* [Data for this exercise]:
★ ★ ★ ★
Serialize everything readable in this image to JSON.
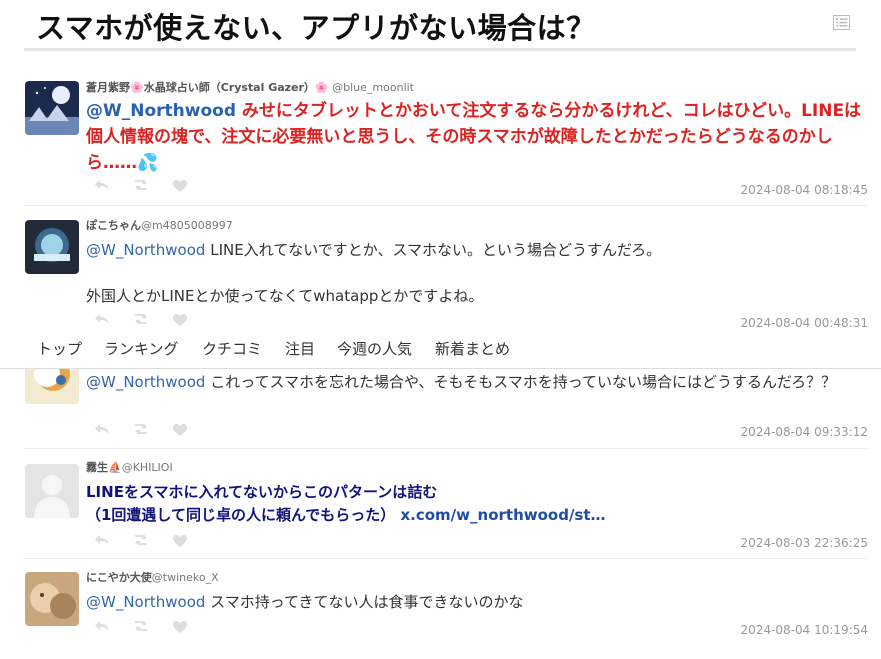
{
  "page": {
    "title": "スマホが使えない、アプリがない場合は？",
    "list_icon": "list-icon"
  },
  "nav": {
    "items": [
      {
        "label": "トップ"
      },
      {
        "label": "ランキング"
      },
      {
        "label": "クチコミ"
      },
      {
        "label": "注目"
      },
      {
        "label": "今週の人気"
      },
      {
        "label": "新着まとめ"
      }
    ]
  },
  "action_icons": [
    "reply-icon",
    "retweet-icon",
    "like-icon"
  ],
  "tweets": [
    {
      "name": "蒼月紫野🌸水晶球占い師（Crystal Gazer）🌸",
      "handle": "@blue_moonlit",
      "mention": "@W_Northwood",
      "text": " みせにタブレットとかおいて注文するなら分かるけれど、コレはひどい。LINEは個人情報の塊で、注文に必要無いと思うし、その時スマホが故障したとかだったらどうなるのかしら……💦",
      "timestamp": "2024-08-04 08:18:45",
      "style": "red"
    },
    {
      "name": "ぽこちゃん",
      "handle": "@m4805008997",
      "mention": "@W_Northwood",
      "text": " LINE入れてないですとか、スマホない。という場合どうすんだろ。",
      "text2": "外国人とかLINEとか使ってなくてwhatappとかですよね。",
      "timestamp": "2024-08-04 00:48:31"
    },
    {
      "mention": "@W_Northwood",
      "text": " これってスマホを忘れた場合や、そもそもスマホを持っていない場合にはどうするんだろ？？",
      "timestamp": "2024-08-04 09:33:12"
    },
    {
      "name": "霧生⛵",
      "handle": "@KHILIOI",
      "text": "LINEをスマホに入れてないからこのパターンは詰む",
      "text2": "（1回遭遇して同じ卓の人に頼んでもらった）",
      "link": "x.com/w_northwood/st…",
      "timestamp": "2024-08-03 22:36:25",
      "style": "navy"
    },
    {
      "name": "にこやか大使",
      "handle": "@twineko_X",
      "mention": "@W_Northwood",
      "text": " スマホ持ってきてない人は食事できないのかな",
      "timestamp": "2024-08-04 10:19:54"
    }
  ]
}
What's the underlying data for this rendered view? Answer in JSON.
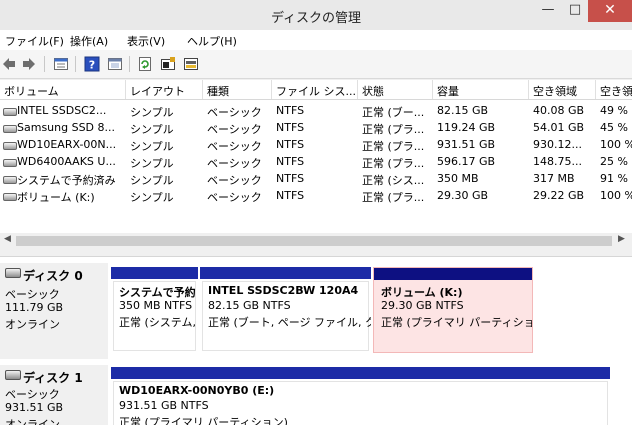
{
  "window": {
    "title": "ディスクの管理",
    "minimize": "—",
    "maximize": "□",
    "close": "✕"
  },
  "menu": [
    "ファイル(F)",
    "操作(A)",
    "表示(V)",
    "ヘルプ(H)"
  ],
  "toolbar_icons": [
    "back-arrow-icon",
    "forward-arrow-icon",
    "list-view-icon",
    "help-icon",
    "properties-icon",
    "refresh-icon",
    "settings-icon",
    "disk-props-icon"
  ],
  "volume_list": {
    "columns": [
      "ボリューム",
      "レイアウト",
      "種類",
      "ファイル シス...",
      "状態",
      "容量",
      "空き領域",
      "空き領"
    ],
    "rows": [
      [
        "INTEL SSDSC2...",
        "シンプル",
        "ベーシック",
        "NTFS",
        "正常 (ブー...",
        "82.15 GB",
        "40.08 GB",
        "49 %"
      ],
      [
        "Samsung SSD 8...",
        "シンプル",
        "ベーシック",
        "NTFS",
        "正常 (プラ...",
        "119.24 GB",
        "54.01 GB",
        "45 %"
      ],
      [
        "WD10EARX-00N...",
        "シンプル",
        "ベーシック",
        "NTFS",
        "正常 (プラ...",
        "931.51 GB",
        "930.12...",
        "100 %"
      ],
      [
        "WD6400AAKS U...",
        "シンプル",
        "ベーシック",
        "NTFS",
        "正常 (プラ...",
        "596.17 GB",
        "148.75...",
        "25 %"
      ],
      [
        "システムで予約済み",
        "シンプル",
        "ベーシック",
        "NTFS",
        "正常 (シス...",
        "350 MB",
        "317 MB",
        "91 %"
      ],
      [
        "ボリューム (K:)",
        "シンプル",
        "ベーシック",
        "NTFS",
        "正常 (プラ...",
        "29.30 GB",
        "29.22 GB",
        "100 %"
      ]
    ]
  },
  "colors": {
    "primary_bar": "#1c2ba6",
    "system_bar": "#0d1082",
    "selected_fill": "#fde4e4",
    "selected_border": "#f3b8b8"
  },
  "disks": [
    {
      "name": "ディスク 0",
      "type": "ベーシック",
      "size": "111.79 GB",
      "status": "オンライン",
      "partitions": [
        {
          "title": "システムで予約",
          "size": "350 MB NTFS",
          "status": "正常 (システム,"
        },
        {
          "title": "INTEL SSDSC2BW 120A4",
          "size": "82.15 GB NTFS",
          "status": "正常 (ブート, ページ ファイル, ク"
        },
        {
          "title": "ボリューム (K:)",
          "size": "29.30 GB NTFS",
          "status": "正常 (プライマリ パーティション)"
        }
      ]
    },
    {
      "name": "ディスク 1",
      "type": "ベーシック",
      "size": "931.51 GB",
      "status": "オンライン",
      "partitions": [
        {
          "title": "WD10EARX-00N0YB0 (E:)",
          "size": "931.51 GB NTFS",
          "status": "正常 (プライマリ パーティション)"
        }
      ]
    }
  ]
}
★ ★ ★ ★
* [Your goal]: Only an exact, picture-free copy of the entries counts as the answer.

* [Reply to the task]:
Serialize everything readable in this image to JSON.
{
  "page": {
    "title": "スマホが使えない、アプリがない場合は？",
    "list_icon": "list-icon"
  },
  "nav": {
    "items": [
      {
        "label": "トップ"
      },
      {
        "label": "ランキング"
      },
      {
        "label": "クチコミ"
      },
      {
        "label": "注目"
      },
      {
        "label": "今週の人気"
      },
      {
        "label": "新着まとめ"
      }
    ]
  },
  "action_icons": [
    "reply-icon",
    "retweet-icon",
    "like-icon"
  ],
  "tweets": [
    {
      "name": "蒼月紫野🌸水晶球占い師（Crystal Gazer）🌸",
      "handle": "@blue_moonlit",
      "mention": "@W_Northwood",
      "text": " みせにタブレットとかおいて注文するなら分かるけれど、コレはひどい。LINEは個人情報の塊で、注文に必要無いと思うし、その時スマホが故障したとかだったらどうなるのかしら……💦",
      "timestamp": "2024-08-04 08:18:45",
      "style": "red"
    },
    {
      "name": "ぽこちゃん",
      "handle": "@m4805008997",
      "mention": "@W_Northwood",
      "text": " LINE入れてないですとか、スマホない。という場合どうすんだろ。",
      "text2": "外国人とかLINEとか使ってなくてwhatappとかですよね。",
      "timestamp": "2024-08-04 00:48:31"
    },
    {
      "mention": "@W_Northwood",
      "text": " これってスマホを忘れた場合や、そもそもスマホを持っていない場合にはどうするんだろ？？",
      "timestamp": "2024-08-04 09:33:12"
    },
    {
      "name": "霧生⛵",
      "handle": "@KHILIOI",
      "text": "LINEをスマホに入れてないからこのパターンは詰む",
      "text2": "（1回遭遇して同じ卓の人に頼んでもらった）",
      "link": "x.com/w_northwood/st…",
      "timestamp": "2024-08-03 22:36:25",
      "style": "navy"
    },
    {
      "name": "にこやか大使",
      "handle": "@twineko_X",
      "mention": "@W_Northwood",
      "text": " スマホ持ってきてない人は食事できないのかな",
      "timestamp": "2024-08-04 10:19:54"
    }
  ]
}
What's the underlying data for this rendered view? Answer in JSON.
{
  "window": {
    "title": "ディスクの管理",
    "minimize": "—",
    "maximize": "□",
    "close": "✕"
  },
  "menu": [
    "ファイル(F)",
    "操作(A)",
    "表示(V)",
    "ヘルプ(H)"
  ],
  "toolbar_icons": [
    "back-arrow-icon",
    "forward-arrow-icon",
    "list-view-icon",
    "help-icon",
    "properties-icon",
    "refresh-icon",
    "settings-icon",
    "disk-props-icon"
  ],
  "volume_list": {
    "columns": [
      "ボリューム",
      "レイアウト",
      "種類",
      "ファイル シス...",
      "状態",
      "容量",
      "空き領域",
      "空き領"
    ],
    "rows": [
      [
        "INTEL SSDSC2...",
        "シンプル",
        "ベーシック",
        "NTFS",
        "正常 (ブー...",
        "82.15 GB",
        "40.08 GB",
        "49 %"
      ],
      [
        "Samsung SSD 8...",
        "シンプル",
        "ベーシック",
        "NTFS",
        "正常 (プラ...",
        "119.24 GB",
        "54.01 GB",
        "45 %"
      ],
      [
        "WD10EARX-00N...",
        "シンプル",
        "ベーシック",
        "NTFS",
        "正常 (プラ...",
        "931.51 GB",
        "930.12...",
        "100 %"
      ],
      [
        "WD6400AAKS U...",
        "シンプル",
        "ベーシック",
        "NTFS",
        "正常 (プラ...",
        "596.17 GB",
        "148.75...",
        "25 %"
      ],
      [
        "システムで予約済み",
        "シンプル",
        "ベーシック",
        "NTFS",
        "正常 (シス...",
        "350 MB",
        "317 MB",
        "91 %"
      ],
      [
        "ボリューム (K:)",
        "シンプル",
        "ベーシック",
        "NTFS",
        "正常 (プラ...",
        "29.30 GB",
        "29.22 GB",
        "100 %"
      ]
    ]
  },
  "colors": {
    "primary_bar": "#1c2ba6",
    "system_bar": "#0d1082",
    "selected_fill": "#fde4e4",
    "selected_border": "#f3b8b8"
  },
  "disks": [
    {
      "name": "ディスク 0",
      "type": "ベーシック",
      "size": "111.79 GB",
      "status": "オンライン",
      "partitions": [
        {
          "title": "システムで予約",
          "size": "350 MB NTFS",
          "status": "正常 (システム,"
        },
        {
          "title": "INTEL SSDSC2BW 120A4",
          "size": "82.15 GB NTFS",
          "status": "正常 (ブート, ページ ファイル, ク"
        },
        {
          "title": "ボリューム (K:)",
          "size": "29.30 GB NTFS",
          "status": "正常 (プライマリ パーティション)"
        }
      ]
    },
    {
      "name": "ディスク 1",
      "type": "ベーシック",
      "size": "931.51 GB",
      "status": "オンライン",
      "partitions": [
        {
          "title": "WD10EARX-00N0YB0 (E:)",
          "size": "931.51 GB NTFS",
          "status": "正常 (プライマリ パーティション)"
        }
      ]
    }
  ]
}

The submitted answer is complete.